The platform enables consumers to easily browse products in real time and filter by price, proximity and popularity with the same type of sophistication and security that popular online marketplaces such as Amazon provide.
It’s also perfect for ordering just the right product as you arrive in states where cannabis is legalized.
“You could be in New York or Wyoming and be planning a trip to San Jose or Los Angeles,” Rosenfeld said. “As soon as you have landed you could get on IHeartJane, peruse some live menus, search for whatever product or brand you’re looking for, reserve it for a time and then have it waiting for you so that when you’re en route to your hotel you can bypass the line and pick it up. You’re in and out. Pretty cool.”
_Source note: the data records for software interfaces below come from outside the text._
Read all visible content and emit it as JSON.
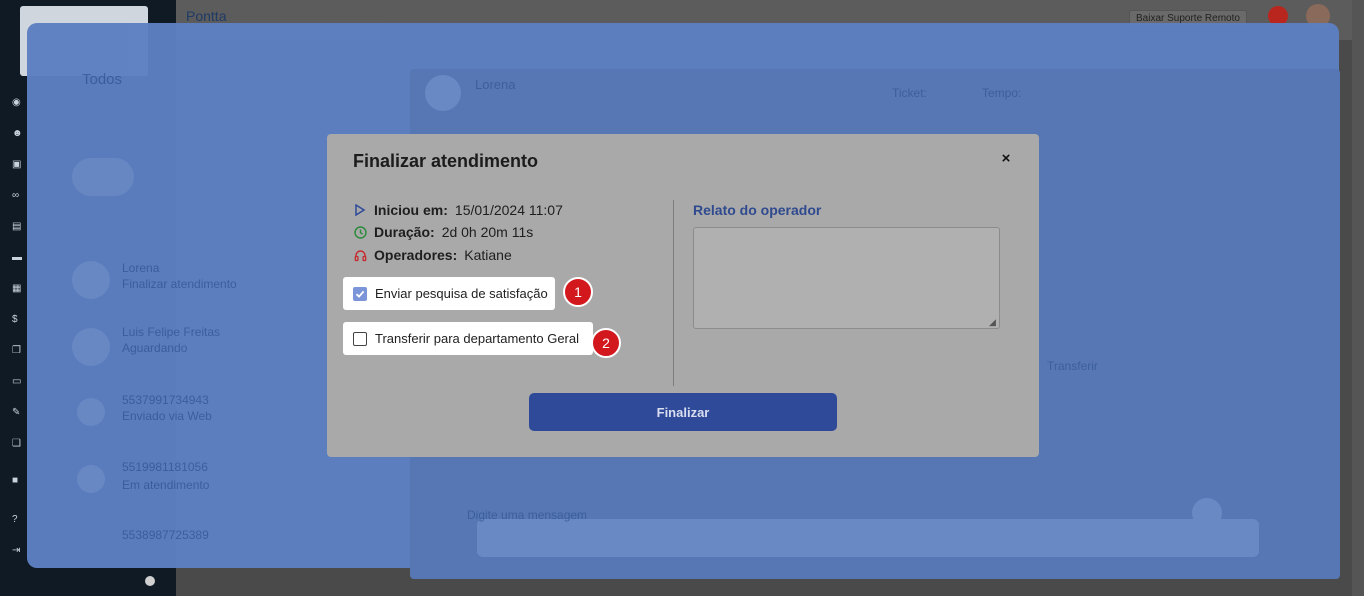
{
  "background": {
    "topbar": {
      "brand": "Pontta",
      "suporte_label": "Baixar Suporte Remoto"
    },
    "list": {
      "filter_label": "Todos",
      "items": [
        {
          "name": "Lorena",
          "preview": "Finalizar atendimento"
        },
        {
          "name": "Luis Felipe Freitas",
          "preview": "Aguardando"
        },
        {
          "name": "5537991734943",
          "preview": "Enviado via Web"
        },
        {
          "name": "5519981181056",
          "preview": "Em atendimento"
        },
        {
          "name": "5538987725389",
          "preview": ""
        }
      ]
    },
    "chat": {
      "contact_name": "Lorena",
      "ticket_label": "Ticket:",
      "tempo_label": "Tempo:",
      "transferir_label": "Transferir",
      "input_placeholder": "Digite uma mensagem"
    }
  },
  "modal": {
    "title": "Finalizar atendimento",
    "close_symbol": "×",
    "info": {
      "inicio_label": "Iniciou em:",
      "inicio_value": "15/01/2024 11:07",
      "duracao_label": "Duração:",
      "duracao_value": "2d 0h 20m 11s",
      "operadores_label": "Operadores:",
      "operadores_value": "Katiane"
    },
    "options": [
      {
        "label": "Enviar pesquisa de satisfação",
        "checked": true,
        "badge": "1"
      },
      {
        "label": "Transferir para departamento Geral",
        "checked": false,
        "badge": "2"
      }
    ],
    "relato": {
      "label": "Relato do operador",
      "value": ""
    },
    "submit_label": "Finalizar"
  },
  "colors": {
    "overlay": "#5d80c2",
    "modal_bg": "#a9a9a9",
    "primary_button": "#2f4a99",
    "badge": "#d3181d",
    "relato_label": "#2f4a8e",
    "checkbox_checked": "#7c95d8"
  },
  "icons": {
    "inicio": "play-triangle-icon",
    "duracao": "clock-icon",
    "operadores": "headset-icon",
    "close": "close-icon"
  }
}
The company is also a boon for local dispensaries because they benefit from reaching thousands of new potential customers through the IHeartJane website, which provides transparency into the types of products customers are searching for and buying.
This critical information enables mom-and-pop shops — the backbone of the cannabis industry — the ability to provide a better shopping experience, which includes ensuring the products customers want are stocked on the shelves at all times.
Ultimately, whether it’s military veterans that need a helping hand readjusting to society or civilians overcoming their own form of PTSD, IHeartJane is right alongside them to provide safe and secure access to the plant capable of transforming lives for the better.
Original post from TheCannifornian